**Task goal:** The lines of the records that include "Tracked" should all be copied.

◆ ◆ ◆

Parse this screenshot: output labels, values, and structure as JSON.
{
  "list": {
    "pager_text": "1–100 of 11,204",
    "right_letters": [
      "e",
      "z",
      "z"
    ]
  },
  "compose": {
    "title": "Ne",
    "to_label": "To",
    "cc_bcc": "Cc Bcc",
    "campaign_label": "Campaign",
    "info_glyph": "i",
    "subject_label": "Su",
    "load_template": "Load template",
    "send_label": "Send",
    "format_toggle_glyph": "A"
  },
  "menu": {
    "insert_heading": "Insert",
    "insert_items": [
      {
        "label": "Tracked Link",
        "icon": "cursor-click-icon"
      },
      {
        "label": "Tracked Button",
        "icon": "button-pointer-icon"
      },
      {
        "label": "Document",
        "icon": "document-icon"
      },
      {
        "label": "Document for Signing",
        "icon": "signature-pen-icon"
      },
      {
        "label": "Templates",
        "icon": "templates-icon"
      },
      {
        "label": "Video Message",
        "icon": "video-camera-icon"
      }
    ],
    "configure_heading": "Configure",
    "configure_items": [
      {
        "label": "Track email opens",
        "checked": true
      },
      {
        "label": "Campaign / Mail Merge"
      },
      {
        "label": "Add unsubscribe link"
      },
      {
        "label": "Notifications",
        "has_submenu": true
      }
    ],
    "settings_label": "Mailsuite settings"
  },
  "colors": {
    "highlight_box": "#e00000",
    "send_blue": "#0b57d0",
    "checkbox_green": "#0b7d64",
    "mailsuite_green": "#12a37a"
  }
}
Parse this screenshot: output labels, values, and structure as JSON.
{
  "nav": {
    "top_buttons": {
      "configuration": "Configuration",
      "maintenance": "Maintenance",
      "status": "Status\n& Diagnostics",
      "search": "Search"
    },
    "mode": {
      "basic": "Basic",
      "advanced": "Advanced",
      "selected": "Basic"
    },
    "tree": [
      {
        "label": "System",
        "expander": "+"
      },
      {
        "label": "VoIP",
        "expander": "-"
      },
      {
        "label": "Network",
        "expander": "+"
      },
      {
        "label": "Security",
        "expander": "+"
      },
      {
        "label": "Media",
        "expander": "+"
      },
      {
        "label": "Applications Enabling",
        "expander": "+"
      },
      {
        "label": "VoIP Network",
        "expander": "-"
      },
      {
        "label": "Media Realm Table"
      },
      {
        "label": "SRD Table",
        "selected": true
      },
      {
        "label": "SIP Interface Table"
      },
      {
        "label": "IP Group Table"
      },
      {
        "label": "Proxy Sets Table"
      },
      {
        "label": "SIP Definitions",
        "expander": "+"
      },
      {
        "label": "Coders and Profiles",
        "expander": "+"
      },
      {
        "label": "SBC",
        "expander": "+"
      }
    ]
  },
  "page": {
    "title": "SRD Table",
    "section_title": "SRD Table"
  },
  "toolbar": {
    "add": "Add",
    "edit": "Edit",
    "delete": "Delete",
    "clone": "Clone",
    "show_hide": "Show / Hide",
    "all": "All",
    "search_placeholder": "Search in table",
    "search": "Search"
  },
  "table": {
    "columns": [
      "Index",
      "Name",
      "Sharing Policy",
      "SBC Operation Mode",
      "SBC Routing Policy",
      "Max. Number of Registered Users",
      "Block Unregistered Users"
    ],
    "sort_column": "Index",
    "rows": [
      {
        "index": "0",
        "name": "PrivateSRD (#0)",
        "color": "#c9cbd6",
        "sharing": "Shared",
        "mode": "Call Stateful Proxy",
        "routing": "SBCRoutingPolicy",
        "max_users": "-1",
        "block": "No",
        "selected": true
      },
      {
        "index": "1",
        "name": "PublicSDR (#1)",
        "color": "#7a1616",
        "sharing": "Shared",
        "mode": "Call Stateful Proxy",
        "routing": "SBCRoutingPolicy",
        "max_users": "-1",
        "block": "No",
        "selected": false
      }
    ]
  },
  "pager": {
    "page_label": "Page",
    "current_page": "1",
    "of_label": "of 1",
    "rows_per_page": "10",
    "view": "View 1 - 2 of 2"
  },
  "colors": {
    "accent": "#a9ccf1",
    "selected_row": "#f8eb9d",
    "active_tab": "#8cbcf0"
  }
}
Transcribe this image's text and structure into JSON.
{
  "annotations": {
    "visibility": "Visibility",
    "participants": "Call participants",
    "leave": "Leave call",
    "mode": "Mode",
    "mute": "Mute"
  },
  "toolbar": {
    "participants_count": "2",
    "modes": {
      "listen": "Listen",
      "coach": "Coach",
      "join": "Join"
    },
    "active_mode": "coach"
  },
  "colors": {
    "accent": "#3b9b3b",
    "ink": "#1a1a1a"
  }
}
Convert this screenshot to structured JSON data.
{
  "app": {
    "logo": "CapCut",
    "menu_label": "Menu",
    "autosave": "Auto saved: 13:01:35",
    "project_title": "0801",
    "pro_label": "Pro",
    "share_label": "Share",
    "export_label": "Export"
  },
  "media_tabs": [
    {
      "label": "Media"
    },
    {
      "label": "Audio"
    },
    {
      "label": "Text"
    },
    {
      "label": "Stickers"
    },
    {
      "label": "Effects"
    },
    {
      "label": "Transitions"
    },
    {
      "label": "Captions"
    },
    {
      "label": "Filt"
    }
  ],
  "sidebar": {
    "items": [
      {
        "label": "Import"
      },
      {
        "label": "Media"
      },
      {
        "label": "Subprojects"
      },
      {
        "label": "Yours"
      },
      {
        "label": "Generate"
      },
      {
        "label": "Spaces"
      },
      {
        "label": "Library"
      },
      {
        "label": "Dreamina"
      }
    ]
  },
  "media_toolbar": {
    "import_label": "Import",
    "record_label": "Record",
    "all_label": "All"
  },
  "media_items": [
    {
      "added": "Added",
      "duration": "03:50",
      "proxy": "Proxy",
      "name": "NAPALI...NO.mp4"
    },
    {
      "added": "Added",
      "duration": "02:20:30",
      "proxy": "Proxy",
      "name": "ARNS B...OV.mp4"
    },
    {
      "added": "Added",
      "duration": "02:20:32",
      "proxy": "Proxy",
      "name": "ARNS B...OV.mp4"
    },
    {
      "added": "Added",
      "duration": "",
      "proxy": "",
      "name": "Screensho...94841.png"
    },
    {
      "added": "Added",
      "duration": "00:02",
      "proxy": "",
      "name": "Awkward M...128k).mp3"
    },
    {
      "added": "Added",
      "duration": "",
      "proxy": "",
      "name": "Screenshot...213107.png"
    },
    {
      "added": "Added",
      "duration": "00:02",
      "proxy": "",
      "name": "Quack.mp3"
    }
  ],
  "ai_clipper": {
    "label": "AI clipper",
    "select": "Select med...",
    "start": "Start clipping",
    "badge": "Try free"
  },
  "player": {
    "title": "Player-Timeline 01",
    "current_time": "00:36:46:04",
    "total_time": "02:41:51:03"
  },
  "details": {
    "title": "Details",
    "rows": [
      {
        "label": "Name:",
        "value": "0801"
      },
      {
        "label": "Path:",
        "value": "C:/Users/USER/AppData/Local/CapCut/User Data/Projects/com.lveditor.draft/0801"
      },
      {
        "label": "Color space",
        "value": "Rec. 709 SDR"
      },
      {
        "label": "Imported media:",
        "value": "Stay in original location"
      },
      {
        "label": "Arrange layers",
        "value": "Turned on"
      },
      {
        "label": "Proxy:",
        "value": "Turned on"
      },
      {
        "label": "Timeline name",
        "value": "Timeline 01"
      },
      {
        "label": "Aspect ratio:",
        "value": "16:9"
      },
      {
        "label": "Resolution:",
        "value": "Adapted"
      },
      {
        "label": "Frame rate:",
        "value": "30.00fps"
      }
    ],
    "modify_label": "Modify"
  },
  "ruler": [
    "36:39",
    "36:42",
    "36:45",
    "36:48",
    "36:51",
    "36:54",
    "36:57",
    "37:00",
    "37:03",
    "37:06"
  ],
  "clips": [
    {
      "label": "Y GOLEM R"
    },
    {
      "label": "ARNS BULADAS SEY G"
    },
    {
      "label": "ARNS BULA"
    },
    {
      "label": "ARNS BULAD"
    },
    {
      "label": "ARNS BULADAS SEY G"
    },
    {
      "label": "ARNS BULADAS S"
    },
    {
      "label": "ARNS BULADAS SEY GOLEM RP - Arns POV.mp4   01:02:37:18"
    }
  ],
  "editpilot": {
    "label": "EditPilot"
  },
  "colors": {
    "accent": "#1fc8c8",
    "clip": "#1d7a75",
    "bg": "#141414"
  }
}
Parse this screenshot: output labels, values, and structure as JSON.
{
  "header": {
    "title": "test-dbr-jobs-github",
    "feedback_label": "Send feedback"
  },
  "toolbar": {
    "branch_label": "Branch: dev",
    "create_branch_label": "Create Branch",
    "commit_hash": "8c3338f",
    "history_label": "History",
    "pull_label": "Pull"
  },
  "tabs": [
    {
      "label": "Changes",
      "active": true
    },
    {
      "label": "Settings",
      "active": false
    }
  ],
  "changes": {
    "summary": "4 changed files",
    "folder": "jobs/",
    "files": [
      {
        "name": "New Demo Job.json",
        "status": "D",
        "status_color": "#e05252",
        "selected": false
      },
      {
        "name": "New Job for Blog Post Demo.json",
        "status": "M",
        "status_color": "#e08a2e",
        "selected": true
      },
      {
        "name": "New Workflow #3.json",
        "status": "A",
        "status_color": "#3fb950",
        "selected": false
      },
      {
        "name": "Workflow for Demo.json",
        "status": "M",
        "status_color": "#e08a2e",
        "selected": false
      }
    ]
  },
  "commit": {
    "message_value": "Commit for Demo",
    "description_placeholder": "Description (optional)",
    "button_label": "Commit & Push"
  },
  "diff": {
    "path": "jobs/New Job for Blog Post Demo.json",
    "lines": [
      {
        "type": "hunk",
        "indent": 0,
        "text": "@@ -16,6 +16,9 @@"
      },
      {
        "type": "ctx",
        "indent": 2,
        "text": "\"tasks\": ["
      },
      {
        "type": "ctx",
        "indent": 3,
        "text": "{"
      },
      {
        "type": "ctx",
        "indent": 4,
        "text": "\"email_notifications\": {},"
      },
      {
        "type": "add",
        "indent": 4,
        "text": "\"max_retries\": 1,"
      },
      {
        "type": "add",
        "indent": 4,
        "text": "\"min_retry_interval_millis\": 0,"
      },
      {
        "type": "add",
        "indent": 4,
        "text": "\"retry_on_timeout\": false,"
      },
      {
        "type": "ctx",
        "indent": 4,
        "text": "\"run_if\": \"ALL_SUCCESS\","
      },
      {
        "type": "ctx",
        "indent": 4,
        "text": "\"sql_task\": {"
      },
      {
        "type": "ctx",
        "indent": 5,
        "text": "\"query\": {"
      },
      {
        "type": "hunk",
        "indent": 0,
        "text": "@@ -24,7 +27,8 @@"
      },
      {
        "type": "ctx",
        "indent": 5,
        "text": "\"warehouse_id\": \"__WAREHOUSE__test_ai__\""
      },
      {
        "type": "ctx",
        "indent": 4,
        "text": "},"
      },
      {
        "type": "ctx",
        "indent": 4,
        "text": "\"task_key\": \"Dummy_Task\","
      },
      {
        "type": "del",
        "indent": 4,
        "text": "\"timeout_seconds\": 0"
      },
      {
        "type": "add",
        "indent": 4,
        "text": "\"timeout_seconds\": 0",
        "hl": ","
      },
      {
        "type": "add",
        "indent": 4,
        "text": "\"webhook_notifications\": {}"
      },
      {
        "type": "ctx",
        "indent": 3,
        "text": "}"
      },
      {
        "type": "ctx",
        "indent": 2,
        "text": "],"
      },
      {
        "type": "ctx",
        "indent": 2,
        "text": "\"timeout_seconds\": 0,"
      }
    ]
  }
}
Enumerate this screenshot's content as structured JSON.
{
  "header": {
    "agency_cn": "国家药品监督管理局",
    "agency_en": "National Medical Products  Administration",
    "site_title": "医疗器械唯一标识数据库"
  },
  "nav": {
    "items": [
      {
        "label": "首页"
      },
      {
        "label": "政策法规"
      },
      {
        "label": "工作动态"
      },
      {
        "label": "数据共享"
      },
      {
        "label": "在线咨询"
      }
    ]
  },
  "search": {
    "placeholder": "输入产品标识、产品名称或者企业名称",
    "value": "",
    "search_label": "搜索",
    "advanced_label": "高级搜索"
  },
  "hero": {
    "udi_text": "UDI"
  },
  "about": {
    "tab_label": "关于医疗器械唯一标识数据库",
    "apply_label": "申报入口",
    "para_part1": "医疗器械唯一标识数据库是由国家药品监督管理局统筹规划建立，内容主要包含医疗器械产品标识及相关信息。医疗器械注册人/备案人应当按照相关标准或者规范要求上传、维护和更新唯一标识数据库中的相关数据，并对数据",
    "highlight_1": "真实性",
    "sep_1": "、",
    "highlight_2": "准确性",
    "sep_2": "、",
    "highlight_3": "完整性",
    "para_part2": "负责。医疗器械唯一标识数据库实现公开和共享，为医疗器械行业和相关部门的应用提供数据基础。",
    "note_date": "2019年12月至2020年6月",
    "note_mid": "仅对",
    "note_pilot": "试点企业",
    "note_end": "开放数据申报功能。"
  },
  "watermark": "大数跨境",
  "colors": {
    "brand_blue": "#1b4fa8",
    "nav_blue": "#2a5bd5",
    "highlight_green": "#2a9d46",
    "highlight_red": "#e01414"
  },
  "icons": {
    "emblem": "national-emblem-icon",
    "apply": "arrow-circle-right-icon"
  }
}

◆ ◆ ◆

**Answer to this exercise:**
        "label": "Tracked Link",
        "label": "Tracked Button",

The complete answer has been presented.